» **Work item**
Could each record be restated word for word?

» **Exercise materials**
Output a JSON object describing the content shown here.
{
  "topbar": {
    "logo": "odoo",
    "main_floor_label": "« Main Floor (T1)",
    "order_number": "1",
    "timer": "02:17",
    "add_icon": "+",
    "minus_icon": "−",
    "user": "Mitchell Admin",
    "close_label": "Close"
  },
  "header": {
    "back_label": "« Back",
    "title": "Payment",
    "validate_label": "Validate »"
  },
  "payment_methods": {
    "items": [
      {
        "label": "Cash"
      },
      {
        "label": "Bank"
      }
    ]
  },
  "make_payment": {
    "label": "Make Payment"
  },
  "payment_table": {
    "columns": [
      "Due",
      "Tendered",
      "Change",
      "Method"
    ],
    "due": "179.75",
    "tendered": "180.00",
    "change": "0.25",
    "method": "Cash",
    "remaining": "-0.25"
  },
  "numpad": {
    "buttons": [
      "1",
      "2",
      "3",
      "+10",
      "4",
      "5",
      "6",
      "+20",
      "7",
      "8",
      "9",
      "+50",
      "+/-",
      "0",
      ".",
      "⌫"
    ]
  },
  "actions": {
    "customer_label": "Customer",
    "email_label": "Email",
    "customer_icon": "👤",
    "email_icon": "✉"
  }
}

» **Answer**
Output a JSON object describing the content shown here.
{
  "topbar": {
    "logo": "odoo",
    "main_floor_label": "« Main Floor (T1)",
    "order_number": "1",
    "timer": "02:17",
    "add_icon": "+",
    "minus_icon": "−",
    "user": "Mitchell Admin",
    "close_label": "Close"
  },
  "header": {
    "back_label": "« Back",
    "title": "Payment",
    "validate_label": "Validate »"
  },
  "payment_methods": {
    "items": [
      {
        "label": "Cash"
      },
      {
        "label": "Bank"
      }
    ]
  },
  "make_payment": {
    "label": "Make Payment"
  },
  "payment_table": {
    "columns": [
      "Due",
      "Tendered",
      "Change",
      "Method"
    ],
    "due": "179.75",
    "tendered": "180.00",
    "change": "0.25",
    "method": "Cash",
    "remaining": "-0.25"
  },
  "numpad": {
    "buttons": [
      "1",
      "2",
      "3",
      "+10",
      "4",
      "5",
      "6",
      "+20",
      "7",
      "8",
      "9",
      "+50",
      "+/-",
      "0",
      ".",
      "⌫"
    ]
  },
  "actions": {
    "customer_label": "Customer",
    "email_label": "Email",
    "customer_icon": "👤",
    "email_icon": "✉"
  }
}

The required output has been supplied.